## EXERCISE REQUIREMENTS
Go through the data and say how many lines include the string "text"; return only the figure.

## RECORD EXCERPTS
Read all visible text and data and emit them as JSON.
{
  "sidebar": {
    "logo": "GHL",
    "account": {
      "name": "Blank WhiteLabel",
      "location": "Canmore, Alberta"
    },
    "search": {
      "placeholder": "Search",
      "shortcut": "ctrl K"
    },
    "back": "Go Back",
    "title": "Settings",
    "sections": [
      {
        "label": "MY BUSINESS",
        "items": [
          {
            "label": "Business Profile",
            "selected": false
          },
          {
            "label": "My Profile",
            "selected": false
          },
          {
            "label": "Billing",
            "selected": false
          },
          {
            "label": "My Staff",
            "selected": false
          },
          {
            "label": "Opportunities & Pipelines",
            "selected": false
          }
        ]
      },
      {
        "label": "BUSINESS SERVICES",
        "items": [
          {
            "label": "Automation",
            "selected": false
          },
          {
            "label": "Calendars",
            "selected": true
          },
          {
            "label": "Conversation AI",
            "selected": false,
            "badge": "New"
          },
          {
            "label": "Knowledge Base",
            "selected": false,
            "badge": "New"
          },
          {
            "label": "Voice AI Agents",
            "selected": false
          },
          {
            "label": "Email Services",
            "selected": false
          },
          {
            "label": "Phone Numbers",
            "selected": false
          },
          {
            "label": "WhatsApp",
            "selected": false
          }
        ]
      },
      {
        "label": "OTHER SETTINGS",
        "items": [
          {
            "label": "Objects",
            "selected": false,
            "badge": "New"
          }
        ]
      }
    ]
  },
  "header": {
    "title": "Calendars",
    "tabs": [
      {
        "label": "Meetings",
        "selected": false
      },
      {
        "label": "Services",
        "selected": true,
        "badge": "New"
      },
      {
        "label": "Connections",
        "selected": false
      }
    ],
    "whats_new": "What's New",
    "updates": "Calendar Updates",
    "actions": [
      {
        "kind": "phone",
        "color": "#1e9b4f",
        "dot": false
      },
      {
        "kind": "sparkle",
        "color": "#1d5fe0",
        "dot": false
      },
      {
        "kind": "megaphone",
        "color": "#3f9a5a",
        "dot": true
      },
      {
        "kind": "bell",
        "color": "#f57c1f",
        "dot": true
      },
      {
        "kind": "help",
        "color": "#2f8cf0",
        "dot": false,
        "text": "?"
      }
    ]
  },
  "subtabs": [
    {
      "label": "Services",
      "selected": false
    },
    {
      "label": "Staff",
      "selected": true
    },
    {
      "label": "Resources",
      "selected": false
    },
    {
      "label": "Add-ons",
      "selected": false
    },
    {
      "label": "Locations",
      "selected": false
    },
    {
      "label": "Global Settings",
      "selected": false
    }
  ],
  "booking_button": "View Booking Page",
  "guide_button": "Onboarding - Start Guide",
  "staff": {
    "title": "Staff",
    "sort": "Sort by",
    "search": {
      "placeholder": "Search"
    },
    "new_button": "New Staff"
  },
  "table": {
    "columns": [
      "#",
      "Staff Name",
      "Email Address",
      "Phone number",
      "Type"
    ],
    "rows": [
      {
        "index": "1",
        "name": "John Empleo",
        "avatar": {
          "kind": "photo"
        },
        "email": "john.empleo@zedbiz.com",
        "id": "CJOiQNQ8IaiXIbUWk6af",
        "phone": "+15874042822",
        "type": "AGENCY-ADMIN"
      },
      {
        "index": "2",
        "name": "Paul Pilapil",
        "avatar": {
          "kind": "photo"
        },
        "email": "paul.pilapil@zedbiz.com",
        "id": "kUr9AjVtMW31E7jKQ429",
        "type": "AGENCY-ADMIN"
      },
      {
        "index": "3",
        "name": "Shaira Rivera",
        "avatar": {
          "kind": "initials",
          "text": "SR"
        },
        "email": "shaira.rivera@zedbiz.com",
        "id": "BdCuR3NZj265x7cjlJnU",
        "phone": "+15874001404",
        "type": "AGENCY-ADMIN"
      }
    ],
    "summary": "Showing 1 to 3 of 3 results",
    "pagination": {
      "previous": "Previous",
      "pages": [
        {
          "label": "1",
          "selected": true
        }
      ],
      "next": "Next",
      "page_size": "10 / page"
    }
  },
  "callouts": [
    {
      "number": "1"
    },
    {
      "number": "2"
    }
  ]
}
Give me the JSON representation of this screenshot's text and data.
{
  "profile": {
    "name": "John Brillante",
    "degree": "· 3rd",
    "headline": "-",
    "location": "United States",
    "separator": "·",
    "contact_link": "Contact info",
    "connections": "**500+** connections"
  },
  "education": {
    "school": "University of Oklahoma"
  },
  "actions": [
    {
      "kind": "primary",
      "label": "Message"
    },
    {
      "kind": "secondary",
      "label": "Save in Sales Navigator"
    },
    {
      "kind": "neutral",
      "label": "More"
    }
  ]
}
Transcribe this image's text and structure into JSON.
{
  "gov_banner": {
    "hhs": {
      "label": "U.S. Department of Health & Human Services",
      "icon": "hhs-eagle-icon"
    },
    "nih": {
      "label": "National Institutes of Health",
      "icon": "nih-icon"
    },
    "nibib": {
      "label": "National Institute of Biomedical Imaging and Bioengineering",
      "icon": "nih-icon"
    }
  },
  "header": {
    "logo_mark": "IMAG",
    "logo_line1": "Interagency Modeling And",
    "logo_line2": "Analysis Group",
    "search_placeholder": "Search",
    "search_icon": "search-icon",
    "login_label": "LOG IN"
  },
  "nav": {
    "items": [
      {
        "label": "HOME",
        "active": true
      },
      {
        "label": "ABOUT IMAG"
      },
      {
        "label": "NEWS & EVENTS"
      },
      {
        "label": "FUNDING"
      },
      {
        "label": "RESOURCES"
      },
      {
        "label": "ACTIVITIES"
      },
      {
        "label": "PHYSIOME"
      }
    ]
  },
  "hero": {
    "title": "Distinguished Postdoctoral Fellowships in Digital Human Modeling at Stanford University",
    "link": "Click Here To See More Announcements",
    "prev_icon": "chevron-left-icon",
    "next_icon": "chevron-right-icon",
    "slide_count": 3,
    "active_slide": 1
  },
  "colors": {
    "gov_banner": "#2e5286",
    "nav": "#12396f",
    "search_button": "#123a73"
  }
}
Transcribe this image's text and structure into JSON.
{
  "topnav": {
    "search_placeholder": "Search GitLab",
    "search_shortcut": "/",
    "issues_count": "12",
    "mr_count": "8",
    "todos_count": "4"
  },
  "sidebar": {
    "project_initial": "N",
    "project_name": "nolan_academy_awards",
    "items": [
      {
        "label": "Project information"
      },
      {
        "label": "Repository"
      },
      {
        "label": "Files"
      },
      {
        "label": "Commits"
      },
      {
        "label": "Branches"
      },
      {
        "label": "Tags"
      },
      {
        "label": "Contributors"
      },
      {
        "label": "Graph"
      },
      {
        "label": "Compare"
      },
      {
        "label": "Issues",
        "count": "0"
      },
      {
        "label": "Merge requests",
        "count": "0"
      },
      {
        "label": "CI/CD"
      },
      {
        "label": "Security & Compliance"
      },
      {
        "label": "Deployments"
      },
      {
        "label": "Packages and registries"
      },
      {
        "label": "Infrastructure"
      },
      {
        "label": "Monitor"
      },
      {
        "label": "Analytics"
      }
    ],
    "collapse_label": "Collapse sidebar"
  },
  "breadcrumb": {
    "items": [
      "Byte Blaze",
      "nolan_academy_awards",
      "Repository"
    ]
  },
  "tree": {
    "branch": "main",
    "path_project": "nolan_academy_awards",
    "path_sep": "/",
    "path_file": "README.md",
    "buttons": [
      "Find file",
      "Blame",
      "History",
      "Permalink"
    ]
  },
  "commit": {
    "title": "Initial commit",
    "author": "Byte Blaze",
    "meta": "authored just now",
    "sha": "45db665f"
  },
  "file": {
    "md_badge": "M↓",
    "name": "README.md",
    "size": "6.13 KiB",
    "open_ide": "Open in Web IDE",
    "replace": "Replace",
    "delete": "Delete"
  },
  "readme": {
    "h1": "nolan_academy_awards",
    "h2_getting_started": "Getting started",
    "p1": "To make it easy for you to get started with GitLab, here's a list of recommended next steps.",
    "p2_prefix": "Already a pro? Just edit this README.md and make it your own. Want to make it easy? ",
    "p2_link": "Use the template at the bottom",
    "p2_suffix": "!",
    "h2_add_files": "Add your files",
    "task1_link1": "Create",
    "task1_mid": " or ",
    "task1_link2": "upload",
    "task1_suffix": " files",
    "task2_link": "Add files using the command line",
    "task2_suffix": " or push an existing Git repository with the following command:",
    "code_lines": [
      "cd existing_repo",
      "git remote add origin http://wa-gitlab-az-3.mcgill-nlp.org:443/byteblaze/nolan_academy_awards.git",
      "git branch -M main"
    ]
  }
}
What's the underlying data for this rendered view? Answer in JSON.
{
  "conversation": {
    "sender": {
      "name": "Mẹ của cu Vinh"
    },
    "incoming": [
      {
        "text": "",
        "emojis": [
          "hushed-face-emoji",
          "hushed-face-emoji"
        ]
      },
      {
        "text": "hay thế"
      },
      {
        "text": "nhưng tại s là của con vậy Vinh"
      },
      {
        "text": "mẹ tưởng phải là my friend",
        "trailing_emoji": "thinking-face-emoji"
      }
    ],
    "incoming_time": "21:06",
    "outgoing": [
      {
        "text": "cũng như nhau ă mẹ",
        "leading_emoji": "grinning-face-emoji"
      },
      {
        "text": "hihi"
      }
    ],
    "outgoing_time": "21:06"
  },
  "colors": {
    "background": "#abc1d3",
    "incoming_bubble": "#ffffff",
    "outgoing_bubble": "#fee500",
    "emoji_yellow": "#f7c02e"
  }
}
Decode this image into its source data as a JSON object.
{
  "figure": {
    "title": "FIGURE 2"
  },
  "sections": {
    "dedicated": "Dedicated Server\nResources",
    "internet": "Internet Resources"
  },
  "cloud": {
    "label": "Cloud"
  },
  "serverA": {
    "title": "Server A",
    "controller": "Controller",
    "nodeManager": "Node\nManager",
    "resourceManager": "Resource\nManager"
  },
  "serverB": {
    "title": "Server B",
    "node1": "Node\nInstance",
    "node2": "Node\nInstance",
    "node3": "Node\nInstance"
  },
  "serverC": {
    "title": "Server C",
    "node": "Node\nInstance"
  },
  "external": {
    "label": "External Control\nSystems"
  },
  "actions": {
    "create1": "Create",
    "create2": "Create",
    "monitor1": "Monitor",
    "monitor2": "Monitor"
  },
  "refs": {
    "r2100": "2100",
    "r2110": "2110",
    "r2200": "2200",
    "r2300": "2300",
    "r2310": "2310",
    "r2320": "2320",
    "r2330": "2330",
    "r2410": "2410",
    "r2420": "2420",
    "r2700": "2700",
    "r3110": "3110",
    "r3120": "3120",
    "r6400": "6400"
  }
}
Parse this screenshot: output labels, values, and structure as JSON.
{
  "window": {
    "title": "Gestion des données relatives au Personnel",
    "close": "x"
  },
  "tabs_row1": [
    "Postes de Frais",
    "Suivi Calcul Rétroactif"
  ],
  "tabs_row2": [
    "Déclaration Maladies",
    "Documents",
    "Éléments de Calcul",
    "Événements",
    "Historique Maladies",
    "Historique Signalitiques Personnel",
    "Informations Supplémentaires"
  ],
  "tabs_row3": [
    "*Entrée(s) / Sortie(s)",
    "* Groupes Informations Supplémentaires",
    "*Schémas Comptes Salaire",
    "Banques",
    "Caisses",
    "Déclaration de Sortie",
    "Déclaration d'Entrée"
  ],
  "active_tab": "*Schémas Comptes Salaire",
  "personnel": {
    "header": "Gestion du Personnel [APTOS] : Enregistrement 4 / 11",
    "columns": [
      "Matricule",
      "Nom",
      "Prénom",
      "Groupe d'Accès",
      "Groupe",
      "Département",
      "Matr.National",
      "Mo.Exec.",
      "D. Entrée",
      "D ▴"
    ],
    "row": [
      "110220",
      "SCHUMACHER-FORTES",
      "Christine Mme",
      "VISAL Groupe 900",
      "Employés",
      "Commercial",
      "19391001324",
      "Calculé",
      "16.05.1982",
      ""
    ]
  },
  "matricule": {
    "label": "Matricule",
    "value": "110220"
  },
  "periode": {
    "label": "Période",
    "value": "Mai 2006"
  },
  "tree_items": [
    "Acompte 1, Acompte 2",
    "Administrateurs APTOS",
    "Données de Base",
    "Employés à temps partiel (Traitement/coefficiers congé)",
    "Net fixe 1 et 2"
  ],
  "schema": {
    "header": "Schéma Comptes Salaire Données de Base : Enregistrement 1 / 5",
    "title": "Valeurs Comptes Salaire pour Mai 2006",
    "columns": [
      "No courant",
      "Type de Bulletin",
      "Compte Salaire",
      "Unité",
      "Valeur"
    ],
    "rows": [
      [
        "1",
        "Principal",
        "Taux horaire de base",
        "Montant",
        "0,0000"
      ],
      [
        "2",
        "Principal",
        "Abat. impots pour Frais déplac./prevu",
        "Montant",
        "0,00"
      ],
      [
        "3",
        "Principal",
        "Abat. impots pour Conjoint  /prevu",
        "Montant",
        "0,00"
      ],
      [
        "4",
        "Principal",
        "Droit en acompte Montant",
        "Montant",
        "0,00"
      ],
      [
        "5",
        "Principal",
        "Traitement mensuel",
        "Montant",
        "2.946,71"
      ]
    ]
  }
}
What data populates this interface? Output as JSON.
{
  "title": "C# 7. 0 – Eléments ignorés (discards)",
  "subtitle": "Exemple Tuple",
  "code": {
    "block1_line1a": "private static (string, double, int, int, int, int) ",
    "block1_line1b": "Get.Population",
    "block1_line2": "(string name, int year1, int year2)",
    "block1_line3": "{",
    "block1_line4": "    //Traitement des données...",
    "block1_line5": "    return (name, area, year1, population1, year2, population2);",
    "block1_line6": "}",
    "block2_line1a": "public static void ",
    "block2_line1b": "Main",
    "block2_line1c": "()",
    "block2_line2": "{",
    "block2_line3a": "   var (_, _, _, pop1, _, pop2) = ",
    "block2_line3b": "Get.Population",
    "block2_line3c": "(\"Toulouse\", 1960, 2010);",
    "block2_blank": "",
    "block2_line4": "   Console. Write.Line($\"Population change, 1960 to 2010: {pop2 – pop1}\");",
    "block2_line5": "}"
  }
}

## YOUR SOLUTION
12